● **What you are asked to do**: Copy the data that appears below exactly. Drop the pictures.

App and web page records:
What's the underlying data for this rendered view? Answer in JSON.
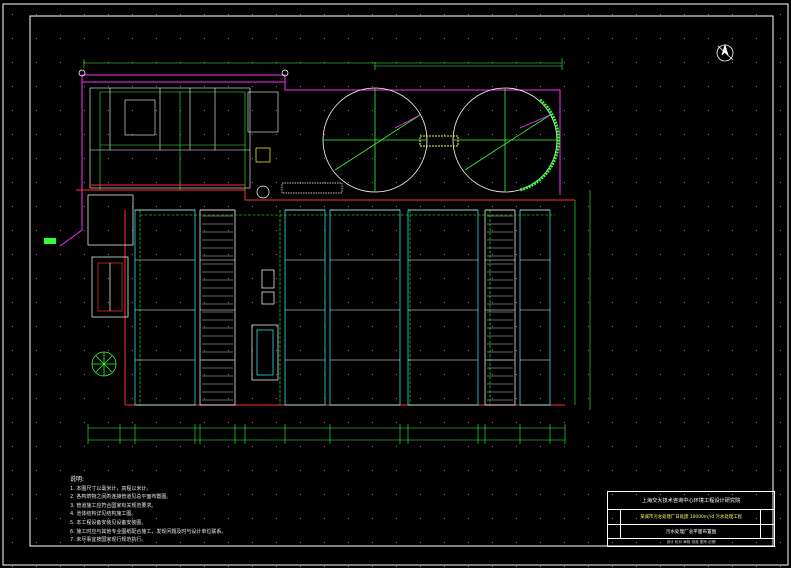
{
  "colors": {
    "background": "#000000",
    "frame": "#ffffff",
    "pipe_red": "#ff3030",
    "pipe_magenta": "#ff30ff",
    "structure_green": "#33ff33",
    "tank_white": "#ffffff",
    "dimension_green": "#33ff33",
    "highlight_yellow": "#ffff33",
    "cyan_lines": "#33ffff"
  },
  "drawing": {
    "north_arrow": "north-arrow-icon",
    "clarifiers": 2,
    "treatment_basins_rows": 4,
    "treatment_basin_columns": 8
  },
  "notes": {
    "title": "说明:",
    "items": [
      "1. 本图尺寸以毫米计，高程以米计。",
      "2. 各构筑物之间的连接管道见总平面布置图。",
      "3. 管道施工应符合国家有关规范要求。",
      "4. 池体结构详见结构施工图。",
      "5. 本工程设备安装见设备安装图。",
      "6. 施工时应与其他专业图纸配合施工，发现问题及时与设计单位联系。",
      "7. 未尽事宜按国家现行规范执行。"
    ]
  },
  "title_block": {
    "institute": "上海交大技术咨询中心环境工程设计研究院",
    "project": "某城市污水处理厂日处理 10000m³/d 污水处理工程",
    "drawing_title": "污水处理厂总平面布置图",
    "footer": "设计  校对  审核  批准  图号  日期"
  }
}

● **Reply to the task**:
What's the underlying data for this rendered view? Answer in JSON.
{
  "colors": {
    "background": "#000000",
    "frame": "#ffffff",
    "pipe_red": "#ff3030",
    "pipe_magenta": "#ff30ff",
    "structure_green": "#33ff33",
    "tank_white": "#ffffff",
    "dimension_green": "#33ff33",
    "highlight_yellow": "#ffff33",
    "cyan_lines": "#33ffff"
  },
  "drawing": {
    "north_arrow": "north-arrow-icon",
    "clarifiers": 2,
    "treatment_basins_rows": 4,
    "treatment_basin_columns": 8
  },
  "notes": {
    "title": "说明:",
    "items": [
      "1. 本图尺寸以毫米计，高程以米计。",
      "2. 各构筑物之间的连接管道见总平面布置图。",
      "3. 管道施工应符合国家有关规范要求。",
      "4. 池体结构详见结构施工图。",
      "5. 本工程设备安装见设备安装图。",
      "6. 施工时应与其他专业图纸配合施工，发现问题及时与设计单位联系。",
      "7. 未尽事宜按国家现行规范执行。"
    ]
  },
  "title_block": {
    "institute": "上海交大技术咨询中心环境工程设计研究院",
    "project": "某城市污水处理厂日处理 10000m³/d 污水处理工程",
    "drawing_title": "污水处理厂总平面布置图",
    "footer": "设计  校对  审核  批准  图号  日期"
  }
}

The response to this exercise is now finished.